* What you should do
Below are records; how many of their lines contain "Enter"? Answer with only the number.
[Opening Dataset excerpts section]
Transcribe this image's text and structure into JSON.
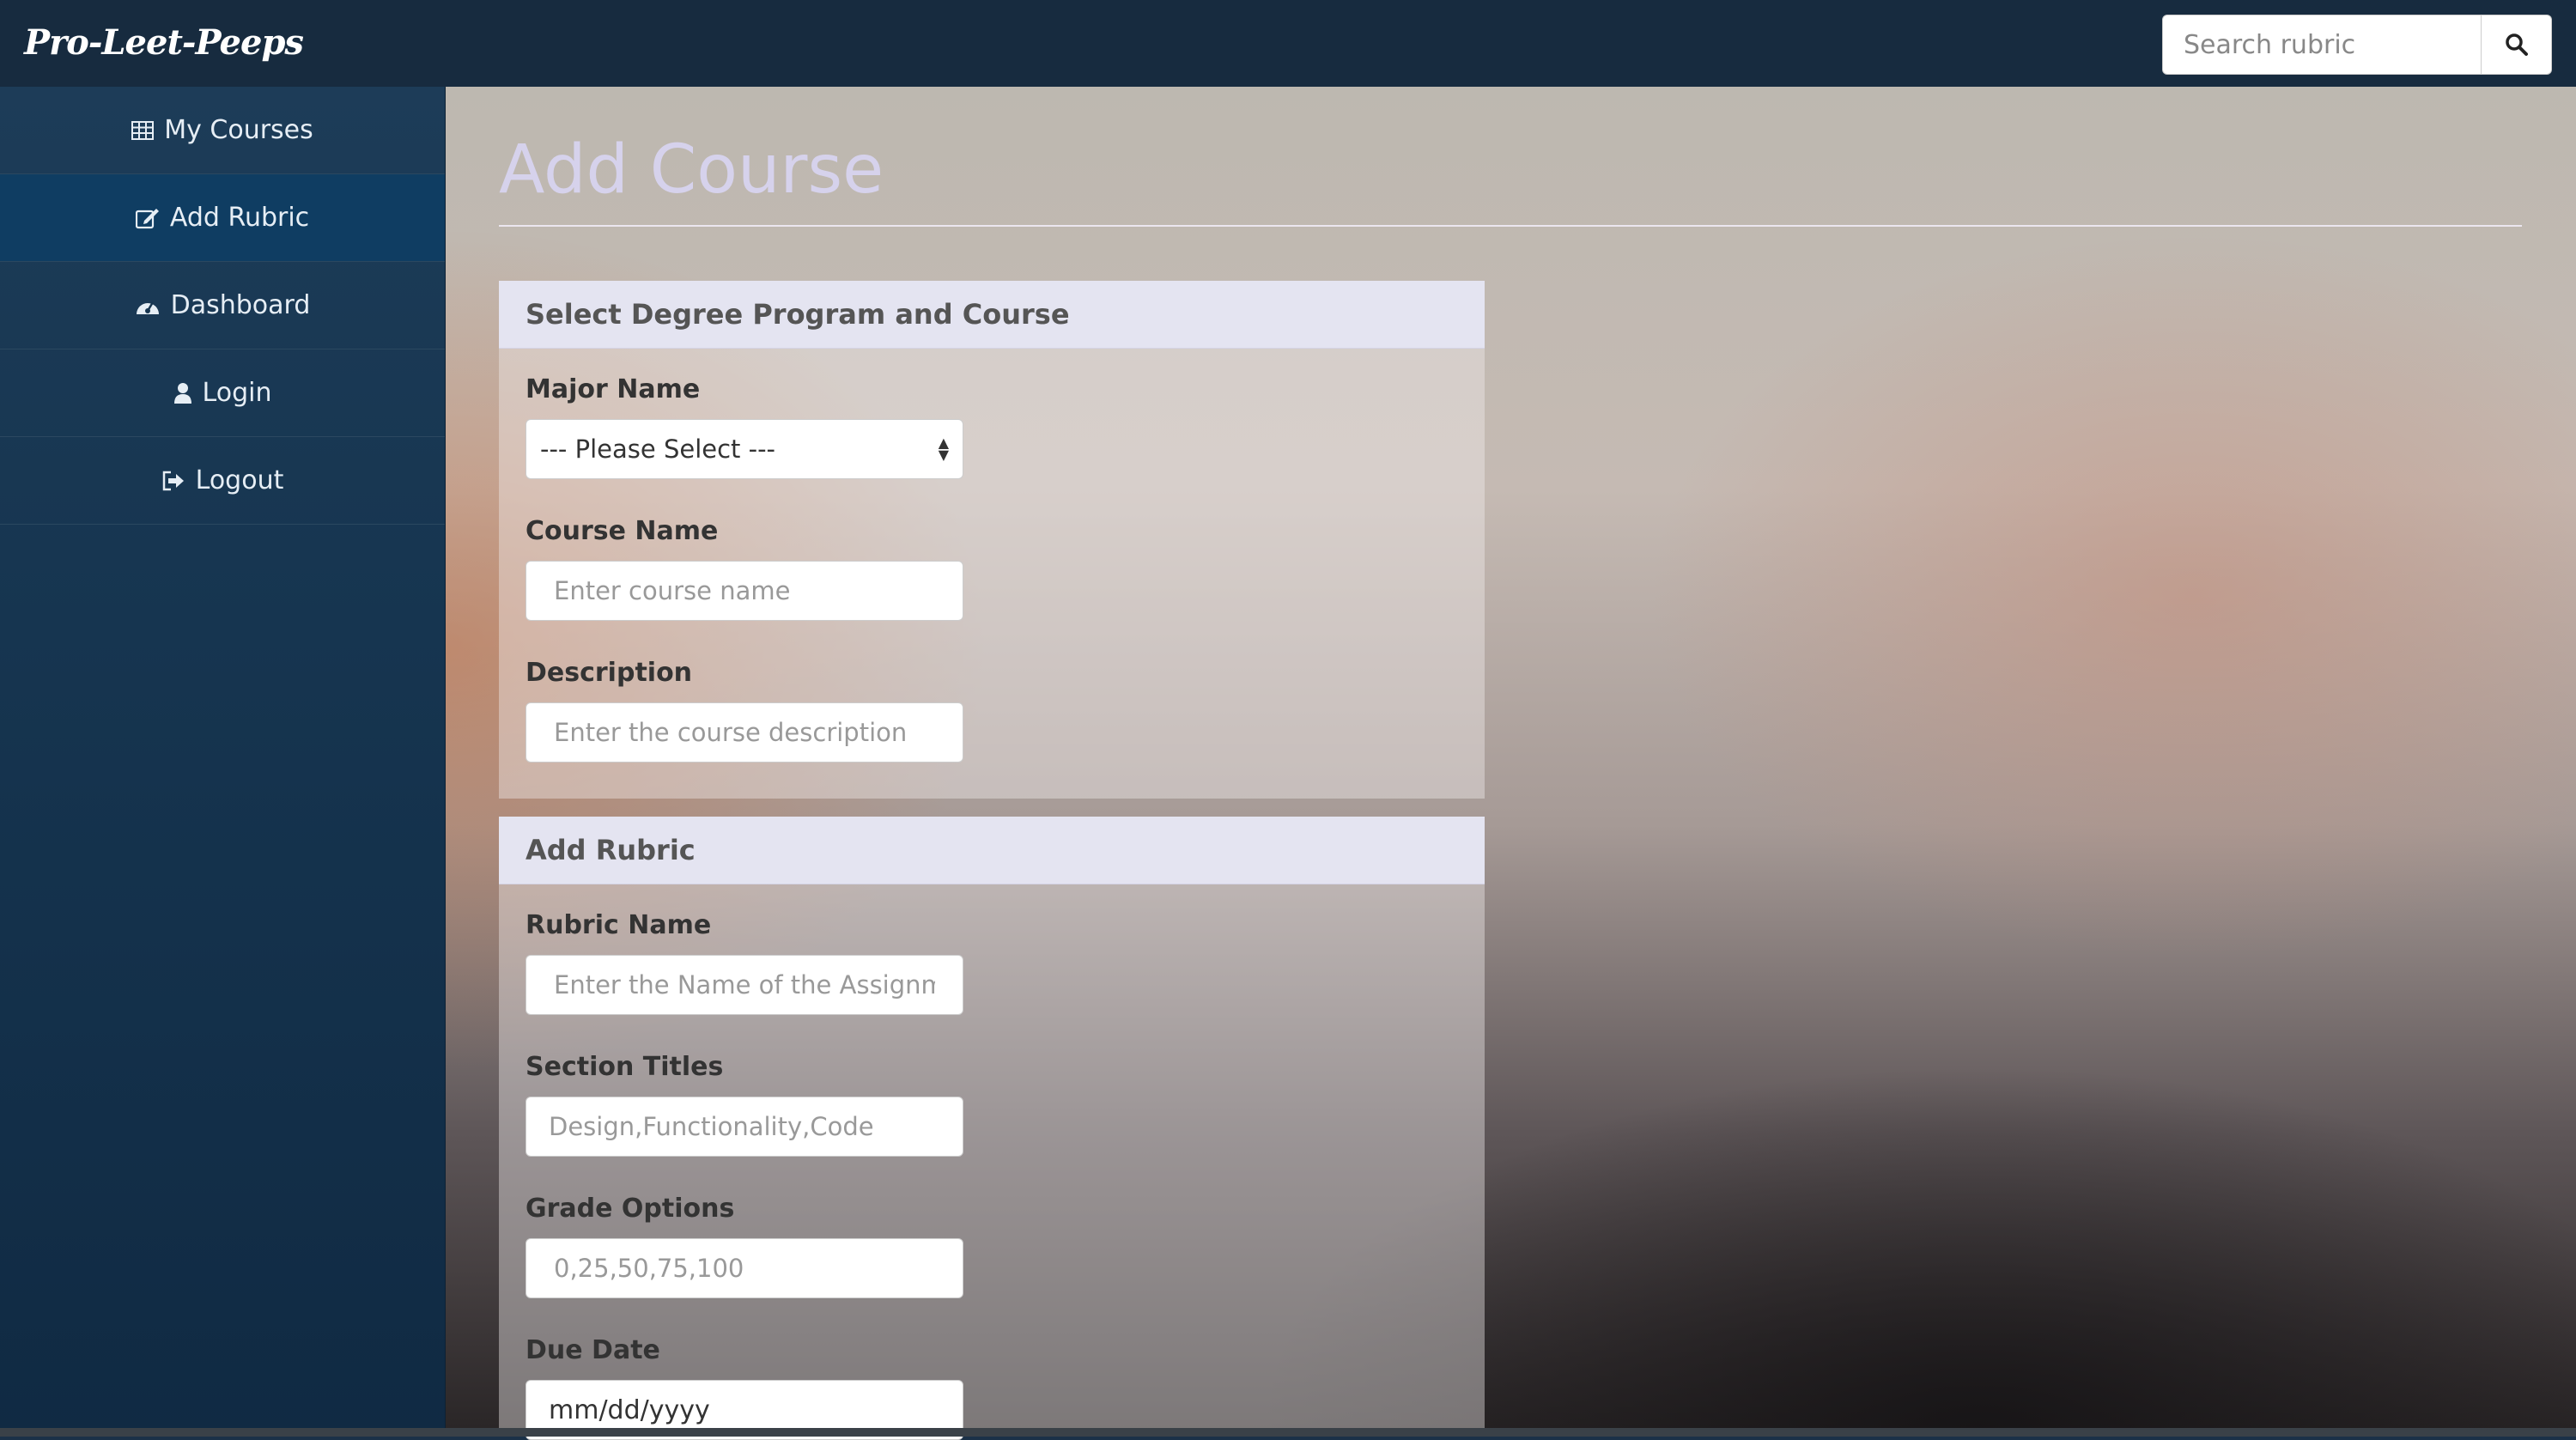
{
  "navbar": {
    "brand": "Pro-Leet-Peeps",
    "search": {
      "placeholder": "Search rubric"
    },
    "search_icon": "search-icon"
  },
  "sidebar": {
    "items": [
      {
        "label": "My Courses",
        "icon": "table-icon",
        "active": false
      },
      {
        "label": "Add Rubric",
        "icon": "edit-icon",
        "active": true
      },
      {
        "label": "Dashboard",
        "icon": "dashboard-icon",
        "active": false
      },
      {
        "label": "Login",
        "icon": "user-icon",
        "active": false
      },
      {
        "label": "Logout",
        "icon": "sign-out-icon",
        "active": false
      }
    ]
  },
  "main": {
    "title": "Add Course",
    "course_panel": {
      "heading": "Select Degree Program and Course",
      "major_label": "Major Name",
      "major_select": "--- Please Select ---",
      "course_label": "Course Name",
      "course_placeholder": "Enter course name",
      "description_label": "Description",
      "description_placeholder": "Enter the course description"
    },
    "rubric_panel": {
      "heading": "Add Rubric",
      "rubric_name_label": "Rubric Name",
      "rubric_name_placeholder": "Enter the Name of the Assignment",
      "section_titles_label": "Section Titles",
      "section_titles_placeholder": "Design,Functionality,Code",
      "grade_options_label": "Grade Options",
      "grade_options_placeholder": "0,25,50,75,100",
      "due_date_label": "Due Date",
      "due_date_value": "mm/dd/yyyy"
    }
  },
  "colors": {
    "navbar": "#172b3f",
    "sidebar": "#163550",
    "sidebar_active": "#0f3d62",
    "title": "#d6d2ec",
    "panel_heading": "#e4e4f1"
  }
}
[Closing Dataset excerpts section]
* Task solution
3